Night vision for civilian pilots

Night vision goggles are now available for civilian pilots.

Mark Rutherford
The military establishment's ever increasing reliance on technology and whiz-bang gadgetry impacts us as consumers, investors, taxpayers and ultimately as the defended. Our mission here is to bring some of these products and concepts to your attention based on carefully selected criteria such as importance to national security, originality, collateral damage to the treasury and adaptability to yard maintenance-but not necessarily in that order. E-mail him at markr@milapp.com. Disclosure.
Mark Rutherford
2 min read

Flying your Bell Ranger in a ball cap is something of a fashion statement. But it lacks that iconic, ant-head panache that until recently only military pilots wearing restricted, government-use-only night vision-equipped helmets could pull off.


The NVAG-6 Night Vision Goggles change all that. They're the first night vision goggle certified by the FAA for civilian use, according to manufacturer Nivisys. Of course, looks are not what will sell this gear. It's the safety margin they can potentially add to low-light and nighttime flying (PDF).
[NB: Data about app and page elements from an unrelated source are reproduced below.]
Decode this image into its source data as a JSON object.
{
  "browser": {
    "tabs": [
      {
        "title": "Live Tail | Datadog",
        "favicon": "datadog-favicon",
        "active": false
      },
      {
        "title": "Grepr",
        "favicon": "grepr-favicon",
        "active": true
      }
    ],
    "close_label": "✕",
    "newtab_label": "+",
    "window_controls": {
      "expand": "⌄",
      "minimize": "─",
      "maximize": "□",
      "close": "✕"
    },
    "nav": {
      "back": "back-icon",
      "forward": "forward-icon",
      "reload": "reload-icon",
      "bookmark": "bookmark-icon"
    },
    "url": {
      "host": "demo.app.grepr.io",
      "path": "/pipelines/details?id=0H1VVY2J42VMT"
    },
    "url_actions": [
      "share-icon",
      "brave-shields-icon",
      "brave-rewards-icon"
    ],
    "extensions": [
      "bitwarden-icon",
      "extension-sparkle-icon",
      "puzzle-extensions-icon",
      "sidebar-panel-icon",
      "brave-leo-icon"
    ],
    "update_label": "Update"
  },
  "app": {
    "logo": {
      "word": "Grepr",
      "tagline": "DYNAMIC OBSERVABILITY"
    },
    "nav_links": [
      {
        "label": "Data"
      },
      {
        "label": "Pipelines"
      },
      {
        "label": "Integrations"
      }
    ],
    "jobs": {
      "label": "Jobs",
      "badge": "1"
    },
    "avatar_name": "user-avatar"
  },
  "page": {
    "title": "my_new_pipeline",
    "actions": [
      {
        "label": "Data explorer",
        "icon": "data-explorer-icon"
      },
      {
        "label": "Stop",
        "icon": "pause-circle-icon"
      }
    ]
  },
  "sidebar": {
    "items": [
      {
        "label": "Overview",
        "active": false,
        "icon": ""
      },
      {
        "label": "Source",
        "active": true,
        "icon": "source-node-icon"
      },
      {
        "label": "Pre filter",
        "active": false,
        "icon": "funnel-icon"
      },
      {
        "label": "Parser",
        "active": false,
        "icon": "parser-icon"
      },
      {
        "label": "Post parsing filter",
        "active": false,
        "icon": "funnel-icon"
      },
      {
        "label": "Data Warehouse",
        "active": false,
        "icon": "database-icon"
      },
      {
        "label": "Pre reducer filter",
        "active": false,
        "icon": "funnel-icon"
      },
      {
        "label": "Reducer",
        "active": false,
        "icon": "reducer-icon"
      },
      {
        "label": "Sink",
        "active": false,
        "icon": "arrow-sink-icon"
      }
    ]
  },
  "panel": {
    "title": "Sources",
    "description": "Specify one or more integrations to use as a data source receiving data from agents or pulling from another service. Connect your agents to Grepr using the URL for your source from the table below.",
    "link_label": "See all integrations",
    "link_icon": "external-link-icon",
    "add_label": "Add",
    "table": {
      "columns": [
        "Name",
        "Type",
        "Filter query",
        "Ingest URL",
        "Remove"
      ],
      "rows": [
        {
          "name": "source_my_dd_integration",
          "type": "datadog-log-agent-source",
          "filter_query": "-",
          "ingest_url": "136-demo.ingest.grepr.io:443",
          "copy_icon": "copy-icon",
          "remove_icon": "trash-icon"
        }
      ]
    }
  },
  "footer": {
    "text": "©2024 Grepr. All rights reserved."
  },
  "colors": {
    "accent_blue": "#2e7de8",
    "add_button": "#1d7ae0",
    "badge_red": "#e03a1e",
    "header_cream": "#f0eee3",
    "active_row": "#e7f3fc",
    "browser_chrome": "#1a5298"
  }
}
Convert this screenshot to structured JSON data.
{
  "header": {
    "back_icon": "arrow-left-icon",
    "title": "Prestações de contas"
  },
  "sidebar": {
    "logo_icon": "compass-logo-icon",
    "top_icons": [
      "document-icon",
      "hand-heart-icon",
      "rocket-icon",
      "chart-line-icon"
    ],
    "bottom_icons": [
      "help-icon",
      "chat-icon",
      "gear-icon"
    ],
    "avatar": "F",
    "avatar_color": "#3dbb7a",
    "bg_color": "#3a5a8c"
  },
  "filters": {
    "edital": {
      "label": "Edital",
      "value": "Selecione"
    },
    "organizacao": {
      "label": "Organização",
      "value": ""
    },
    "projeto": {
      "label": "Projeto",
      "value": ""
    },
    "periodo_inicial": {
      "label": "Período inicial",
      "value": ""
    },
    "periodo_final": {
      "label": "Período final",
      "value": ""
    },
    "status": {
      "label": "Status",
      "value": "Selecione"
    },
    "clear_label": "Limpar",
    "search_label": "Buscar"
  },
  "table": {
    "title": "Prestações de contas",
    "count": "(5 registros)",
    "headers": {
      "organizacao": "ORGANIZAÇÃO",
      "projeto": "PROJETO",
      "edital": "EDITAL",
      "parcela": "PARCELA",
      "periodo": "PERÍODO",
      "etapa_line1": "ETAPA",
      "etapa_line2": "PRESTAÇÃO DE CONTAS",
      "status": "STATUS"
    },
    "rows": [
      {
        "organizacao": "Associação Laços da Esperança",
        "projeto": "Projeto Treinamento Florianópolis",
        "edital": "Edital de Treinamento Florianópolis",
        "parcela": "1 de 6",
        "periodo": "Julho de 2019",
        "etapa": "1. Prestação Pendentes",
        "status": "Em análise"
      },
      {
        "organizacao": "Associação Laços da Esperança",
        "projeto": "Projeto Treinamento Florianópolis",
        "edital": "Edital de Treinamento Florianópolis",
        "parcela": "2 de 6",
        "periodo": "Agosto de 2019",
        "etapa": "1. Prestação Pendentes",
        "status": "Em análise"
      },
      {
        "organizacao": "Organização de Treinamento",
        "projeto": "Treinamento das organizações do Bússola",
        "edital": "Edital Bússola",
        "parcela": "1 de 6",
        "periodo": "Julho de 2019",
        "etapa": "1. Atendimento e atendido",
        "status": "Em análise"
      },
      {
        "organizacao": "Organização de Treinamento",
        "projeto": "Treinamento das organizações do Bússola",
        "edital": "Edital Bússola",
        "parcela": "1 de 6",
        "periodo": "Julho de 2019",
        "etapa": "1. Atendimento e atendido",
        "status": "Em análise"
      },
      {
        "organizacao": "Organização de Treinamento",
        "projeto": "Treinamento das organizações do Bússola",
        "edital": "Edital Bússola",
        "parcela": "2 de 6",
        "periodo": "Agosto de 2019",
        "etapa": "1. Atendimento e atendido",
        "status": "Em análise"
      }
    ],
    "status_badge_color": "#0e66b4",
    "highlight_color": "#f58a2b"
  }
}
"This is a historical moment for civil aviator night vision safety. Nivisys is now the first and only company certified for the production of night vision goggles under FAA TSO-C164," said Nivisys CEO Allen Harding.

The unit can be used with fixed and rotary winged aircraft, according to the company. You'll probably want one just to avoiding doing a "Bill Graham," but the company foresees wide use in many after-dark flight operations, such as offshore oil rigging, logging, power line and high-rise work, and search and rescue.

The NVAG-6 comprises a lightweight binocular made of anodized aluminum that can be mounted to a variety of helmets. The 25mm eye relief eyepieces are individually adjustable and even work for operators wearing prescription glasses or contacts. A flip-up base allows for fine tuning for fore/aft adjustments.

The goggles automatically turn off when the helmet mount is flipped up, which prevents tube damage in case of exposure to bright lights. They run on AAs, which are presumably not included.